But this isn't as intimidating as it might seem. All you need to know here is that, by taking the Steelers against the spread, you'll make slightly less than if you were to take the Ravens and they prevail. Usually spreads feature identical -110 odds, but in this case, the public has put more money on Baltimore, so the sportsbooks have adjusted the moneyline.

Moneylines As Primary Options

Moneylines are the primary betting option in a number of sports.

In sports like baseball and hockey, that’s the main way the betting goes, as players simply decide which team will win the game. There is some spread betting with runlines and pucklines, but that is a distant second behind moneylines.

In fight sports, moneylines are the primary way of doing business. You’ll see two fighters with moneylines next to their name. The same goes for tennis. When you browse around the sportsbook, you’ll see this in many sections.

Moneylines As Secondary Options

In sports like football and basketball, the moneyline is considered as the second option next to point spreads.

Points spreads are the way that most people get their action in on basketball betting and football betting because the payouts are near doubling your money and it’s a fun way to handicap the game.

Betting the moneyline in those sports is less popular because you might have some significant mismatches, and then it becomes too challenging to have faith in the underdog winning outright or too costly to bet the favorite.

Moneyline Betting Tips

Here are some basic suggestions to help you become the best moneyline bettor you can be:

– Keep in mind that the favorites have the minus symbol beside their odds, while the underdogs are identified by the plus symbol. This is probably the most important thing to remember; it's the "always wear clean underwear" of the sports betting world.

– If you're the kind of better who wagers $1,000 on a team that is listed at -5000 just so you can take home an easy 20 bucks of profit, remember that if you lose, you're almost certainly going to end up in an Action Network tweet and will probably have to change your name, address and job.

– Hitting a +5000 underdog pick doesn't make you good, it makes you lucky. That said, you will also end up in an Action Network tweet and will become an instant hero, so enjoy your 15 minutes!

– Shop around for the best moneylines you can find (you can do that here!) (LINK). We're not saying that one sportsbook will have your pick at +200 when the rest of the betting world has the same pick at -400, but it's still worth finding the best play to maximize profit.

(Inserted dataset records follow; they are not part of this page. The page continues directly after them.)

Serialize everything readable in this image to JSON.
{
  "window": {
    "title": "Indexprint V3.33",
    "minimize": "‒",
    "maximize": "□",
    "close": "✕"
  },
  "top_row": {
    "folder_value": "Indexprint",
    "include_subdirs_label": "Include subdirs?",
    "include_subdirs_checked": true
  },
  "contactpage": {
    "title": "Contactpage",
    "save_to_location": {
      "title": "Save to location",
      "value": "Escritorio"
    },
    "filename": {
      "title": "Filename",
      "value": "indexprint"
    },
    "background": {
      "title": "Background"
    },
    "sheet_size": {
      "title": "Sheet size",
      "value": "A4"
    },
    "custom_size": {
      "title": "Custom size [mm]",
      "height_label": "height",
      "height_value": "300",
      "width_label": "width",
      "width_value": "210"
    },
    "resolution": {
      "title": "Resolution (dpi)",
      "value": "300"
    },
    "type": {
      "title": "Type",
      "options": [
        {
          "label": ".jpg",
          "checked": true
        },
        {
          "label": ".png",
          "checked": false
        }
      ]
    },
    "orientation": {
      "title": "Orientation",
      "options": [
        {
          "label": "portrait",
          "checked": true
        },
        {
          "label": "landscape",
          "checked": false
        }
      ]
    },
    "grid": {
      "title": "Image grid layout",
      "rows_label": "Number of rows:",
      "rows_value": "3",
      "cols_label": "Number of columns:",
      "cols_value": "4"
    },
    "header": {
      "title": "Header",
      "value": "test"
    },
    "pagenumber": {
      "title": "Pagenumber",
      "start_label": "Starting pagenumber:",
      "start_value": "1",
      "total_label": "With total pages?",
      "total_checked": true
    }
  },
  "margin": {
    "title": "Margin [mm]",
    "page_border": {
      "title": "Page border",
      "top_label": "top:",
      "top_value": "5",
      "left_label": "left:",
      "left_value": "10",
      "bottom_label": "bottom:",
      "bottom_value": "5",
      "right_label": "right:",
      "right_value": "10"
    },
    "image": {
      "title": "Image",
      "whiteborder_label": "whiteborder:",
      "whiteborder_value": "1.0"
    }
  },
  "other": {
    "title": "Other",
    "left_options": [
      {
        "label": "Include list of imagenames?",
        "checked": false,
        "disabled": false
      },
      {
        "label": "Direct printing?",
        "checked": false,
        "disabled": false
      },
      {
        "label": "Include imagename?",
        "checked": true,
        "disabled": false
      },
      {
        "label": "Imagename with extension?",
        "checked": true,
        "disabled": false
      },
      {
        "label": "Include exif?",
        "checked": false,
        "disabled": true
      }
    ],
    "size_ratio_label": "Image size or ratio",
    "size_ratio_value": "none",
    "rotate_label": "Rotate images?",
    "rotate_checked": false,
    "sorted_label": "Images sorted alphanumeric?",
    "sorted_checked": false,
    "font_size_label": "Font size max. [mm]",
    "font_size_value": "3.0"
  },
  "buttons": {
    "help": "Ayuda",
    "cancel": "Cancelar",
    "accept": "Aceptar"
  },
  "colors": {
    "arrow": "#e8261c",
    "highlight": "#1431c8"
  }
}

– Ground your moneyline picks in solid reasoning. Don't be the sports bettor who chooses teams based on jersey colors, or tennis players based on their IG activity. Do the research! You might still lose, and you won't necessarily feel better about it, but it'll be easier to explain when your friends inevitably tear you to pieces.